Monday 20 November 2017 Last Update: 11:43 AM

Expert Opinion: How To Achieve Recognition Of Azerbaijani Genocide

Published: 04-01-2015

Aygun Badalova - Trend:

It is important that the US and other states gradually recognize the fact of genocide that was committed against Azerbaijani people, Tamerlan Vahabov, an expert in political science and international relations, told Trend on "This week in focus" program episode, devoted to Genocide of Azerbaijanis.

"Recognizing the genocide will not bring lives back but it is important for us, important for today's generation to understand what happened then," he said.

Vahabov believes this plays an important role in bridging the gaps between today's academia's policy making and what was done before.

"Unfortunately, for the past 100 years, acts of genocide against humanity didn't stop," he said, adding that Azerbaijan can achieve the recognition of genocide by memorizing it and writing it down in documents, recognized by other countries.

The genocide was committed on March 31, 1918, when hundreds of towns and villages of Azerbaijan were destroyed, as well as 150 Azerbaijani villages in Karabakh were turned into ruins, an unprecedented bloodshed in Shusha was committed. More than 700,000 Azerbaijanis, including 30,000 people in Baku and in surrounding villages were brutally murdered, mosques and schools were burned down.

Foreign Ministry and diaspora

Vahabov said that the Ministry of Foreign Affairs of Azerbaijan on the multilateral level has done tremendous work by doing workshops, awareness-raising campaigns, working both on the multilateral level and also door-to-door diplomacy with the UN member countries, OSCE and other organizations.

"It's important in coordinating all the efforts of the diaspora in those countries," he said.

With regards to how diaspora can help with the task of bringing the genocide issue to the governments of other countries, Vahabov said the diaspora is an important tool that needs to be utilized utilized for the recognition of genocide.

"Diaspora members are usually residents, citizens of countries where they live, despite their ethnic background," Vahabov said. "So their citizenship allows them a direct and easy access to policy makers, especially in the US and Western Europe."

He said there are clear channels of communication between citizens and policy makers and government members, which is a very important asset and the diaspora can build up various tools on this platform, such as awareness-raising campaigns, general campaigns, outdoor campaigns, door-to-door lobbying.

Success in bringing the genocide issue up

"Azerbaijan is a relatively new country, and 24 years of independence for history is a blink of an eye, but despite this, Azerbaijan has been quite successful in bringing the genocide issue up, making it more known and spread the word about it," Vahabov said.

He said it requires tremendous work, both from the foreign policy agencies of any country and diaspora of coordination and unification of efforts and time.

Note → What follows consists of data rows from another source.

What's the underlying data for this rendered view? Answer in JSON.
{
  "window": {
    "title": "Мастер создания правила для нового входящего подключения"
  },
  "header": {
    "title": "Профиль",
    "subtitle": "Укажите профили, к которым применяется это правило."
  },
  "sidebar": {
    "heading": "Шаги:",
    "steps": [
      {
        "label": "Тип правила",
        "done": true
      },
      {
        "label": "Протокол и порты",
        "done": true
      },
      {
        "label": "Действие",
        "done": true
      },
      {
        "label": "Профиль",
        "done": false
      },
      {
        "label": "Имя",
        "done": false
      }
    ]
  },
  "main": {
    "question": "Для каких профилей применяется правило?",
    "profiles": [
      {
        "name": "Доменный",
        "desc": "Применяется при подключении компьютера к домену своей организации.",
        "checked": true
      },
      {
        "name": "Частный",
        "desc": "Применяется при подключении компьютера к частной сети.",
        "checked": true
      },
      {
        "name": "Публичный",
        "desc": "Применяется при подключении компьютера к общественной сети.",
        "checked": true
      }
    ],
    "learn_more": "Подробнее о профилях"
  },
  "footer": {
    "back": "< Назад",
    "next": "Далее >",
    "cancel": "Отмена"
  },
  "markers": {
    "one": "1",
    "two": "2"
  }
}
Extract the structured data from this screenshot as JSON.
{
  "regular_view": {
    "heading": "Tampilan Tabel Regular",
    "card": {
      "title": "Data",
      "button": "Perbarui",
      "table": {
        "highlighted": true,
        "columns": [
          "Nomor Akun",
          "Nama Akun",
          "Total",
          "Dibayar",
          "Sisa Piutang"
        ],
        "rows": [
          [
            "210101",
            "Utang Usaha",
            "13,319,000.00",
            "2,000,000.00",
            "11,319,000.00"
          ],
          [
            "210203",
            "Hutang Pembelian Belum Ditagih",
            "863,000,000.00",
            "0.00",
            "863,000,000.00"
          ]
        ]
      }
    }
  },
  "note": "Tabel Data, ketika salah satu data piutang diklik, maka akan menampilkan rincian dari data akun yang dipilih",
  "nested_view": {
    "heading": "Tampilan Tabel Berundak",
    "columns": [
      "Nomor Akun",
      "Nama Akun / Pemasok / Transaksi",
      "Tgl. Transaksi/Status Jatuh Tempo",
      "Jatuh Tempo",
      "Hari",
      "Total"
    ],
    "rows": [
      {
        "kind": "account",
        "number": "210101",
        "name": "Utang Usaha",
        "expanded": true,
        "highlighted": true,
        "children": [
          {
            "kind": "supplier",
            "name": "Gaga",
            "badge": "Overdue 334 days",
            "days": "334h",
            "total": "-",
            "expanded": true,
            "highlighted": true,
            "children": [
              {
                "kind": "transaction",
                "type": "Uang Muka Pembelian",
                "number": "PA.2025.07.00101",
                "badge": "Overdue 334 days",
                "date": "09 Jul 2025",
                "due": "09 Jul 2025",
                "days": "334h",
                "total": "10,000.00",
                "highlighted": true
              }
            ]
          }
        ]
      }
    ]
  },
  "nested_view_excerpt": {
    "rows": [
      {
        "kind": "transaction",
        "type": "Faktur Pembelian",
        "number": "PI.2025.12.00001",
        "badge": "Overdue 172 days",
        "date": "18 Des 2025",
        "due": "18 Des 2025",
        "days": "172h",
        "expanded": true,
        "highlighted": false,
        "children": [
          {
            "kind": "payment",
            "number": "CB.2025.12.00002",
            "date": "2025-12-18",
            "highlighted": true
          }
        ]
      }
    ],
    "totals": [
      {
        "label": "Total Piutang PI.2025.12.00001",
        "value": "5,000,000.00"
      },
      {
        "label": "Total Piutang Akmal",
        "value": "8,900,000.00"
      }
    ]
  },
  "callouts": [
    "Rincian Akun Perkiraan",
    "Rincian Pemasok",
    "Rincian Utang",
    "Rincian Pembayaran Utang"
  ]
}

"It's a gradual process, but it is moving," he said. "On the positive side, it is moving, it is getting gradually recognized by the US states, and hopefully will be by other countries as well, when we see this foundation laid more solid than we see today."

Importance of history

Vahabov said it is very important to trace back the origins of the genocide to be able to compare all the general issues available on the genocide. He said it is important in terms of bridging gaps between the current events and what has been done before.

"Genocide is a direct threat to national security of any country," he said. "On a country's territory or its adjacent areas if people are being killed on a mass level, it is a security threat," he said.

Vahabov said that raising awareness for the genocide and getting more information available to the public is important.

"It brings the issue up for academia and policy makers, especially in the West, if we're talking about the US and European countries," he said. "There's a very strong connection between academia and policy making."

"This feeds as a solid foundation for policy making in the future to design and architect their policies for the genocide and I hope this will be a very important milestone for being preventive and proactive not only to stop but also to trace the root causes for the genocide and to prevent it at its embryonic stage," he said.